From the first line to the last, give the records again exactly.

*** Data shown ***

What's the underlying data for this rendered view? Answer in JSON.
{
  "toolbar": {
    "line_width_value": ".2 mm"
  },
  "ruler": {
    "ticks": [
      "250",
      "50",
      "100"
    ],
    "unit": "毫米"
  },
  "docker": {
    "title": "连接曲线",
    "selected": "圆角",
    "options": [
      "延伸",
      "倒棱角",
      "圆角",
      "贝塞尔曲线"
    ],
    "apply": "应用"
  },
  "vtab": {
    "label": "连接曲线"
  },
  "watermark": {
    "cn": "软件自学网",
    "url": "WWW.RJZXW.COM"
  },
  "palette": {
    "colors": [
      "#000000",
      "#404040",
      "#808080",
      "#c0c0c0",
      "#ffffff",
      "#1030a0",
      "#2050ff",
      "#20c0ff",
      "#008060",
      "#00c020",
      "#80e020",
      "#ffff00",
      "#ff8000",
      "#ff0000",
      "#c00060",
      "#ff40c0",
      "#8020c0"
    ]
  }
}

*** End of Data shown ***

Answer space →
What's the underlying data for this rendered view? Answer in JSON.
{
  "toolbar": {
    "line_width_value": ".2 mm"
  },
  "ruler": {
    "ticks": [
      "250",
      "50",
      "100"
    ],
    "unit": "毫米"
  },
  "docker": {
    "title": "连接曲线",
    "selected": "圆角",
    "options": [
      "延伸",
      "倒棱角",
      "圆角",
      "贝塞尔曲线"
    ],
    "apply": "应用"
  },
  "vtab": {
    "label": "连接曲线"
  },
  "watermark": {
    "cn": "软件自学网",
    "url": "WWW.RJZXW.COM"
  },
  "palette": {
    "colors": [
      "#000000",
      "#404040",
      "#808080",
      "#c0c0c0",
      "#ffffff",
      "#1030a0",
      "#2050ff",
      "#20c0ff",
      "#008060",
      "#00c020",
      "#80e020",
      "#ffff00",
      "#ff8000",
      "#ff0000",
      "#c00060",
      "#ff40c0",
      "#8020c0"
    ]
  }
}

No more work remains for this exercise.